After studying anthropology at the University of Sydney, Stow worked as an assistant anthropologist in the Trobriand Islands off northeastern New Guinea until he suffered a physical and emotional collapse there. Visitants, which he wrote twenty years later, is based upon these experiences. In 1960 Stow moved to England. Soon after first arriving in England he was awarded a Harkness Fellowship in the United States, where he wrote The Merry-Go-Round in the Sea, a fairly cheerful account of his childhood. The next fourteen years were unproductive, from a literary viewpoint, until after he finished Visitants in 1979, which was followed one year later by The Girl Green as Elderflower and in 1984 by The Suburbs of Hell. Outrider, Stow’s second book of verse, was published after he moved to England. His main book of verse, however, is considered to be A Counterfeit Silence.
Stow is one of the earliest of a group of Australians–writers such as Bruce Beaver, David Malouf, Roger McDonald, and Rodney Hall–who during the period from the 1960’s to the 1980’s wrote both fiction and poetry. That association of genres is especially a phenomenon of this time, an expression perhaps of the breakdown of formal distinctions between genres. Few of these writers, however, have written novels strong in narrative content; their novels, like Stow’s, tend to be elusive. Moreover, Stow, as a number of critics have remarked, has always had difficulty in harmonizing romantic and realistic elements in his novels. The works that are freest of that difficulty are To the Islands, in which the level of poetic intensity is steadily maintained, and The Merry-Go-Round in the Sea, a warm and relaxed record of childhood years.
It is difficult to generalize about Stow, for each of his novels is different from the others; change rather than development characterizes his literary career. His work shows not so much recurrent themes as areas of interest: a penchant for the romantic (whether medieval or nineteenth century Romantic), for the anthropological, and for the symbolism of the twentieth century French movement. Linear narrative and realism do not appeal to him. There are fewer restraints operating upon his poetry than upon his fiction, and the best of his poetry, especially his love poems, is more accessible than his novels. Stow’s works, like the man himself, are elusive and, except in the case of the two novels mentioned, have a withheld quality about them. The events and personages of his novels are always seen at a distance and are obscured underneath technical experimentation.

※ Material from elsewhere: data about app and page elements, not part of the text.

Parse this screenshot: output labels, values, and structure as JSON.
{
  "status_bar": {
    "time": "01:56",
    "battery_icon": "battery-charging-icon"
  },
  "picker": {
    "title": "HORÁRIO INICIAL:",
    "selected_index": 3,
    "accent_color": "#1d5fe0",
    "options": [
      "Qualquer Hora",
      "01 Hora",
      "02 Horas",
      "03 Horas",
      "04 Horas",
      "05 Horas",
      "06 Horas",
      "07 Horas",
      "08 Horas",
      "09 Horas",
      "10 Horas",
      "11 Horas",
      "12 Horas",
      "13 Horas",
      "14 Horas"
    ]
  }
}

As early as in the epigraph to A Counterfeit Silence–a quotation from Thornton Wilder, “Even speech was for them a debased form of silence; how much more futile is poetry, which is a debased form of speech”–Stow betrayed an ambivalence toward writing, a reluctance to communicate in words.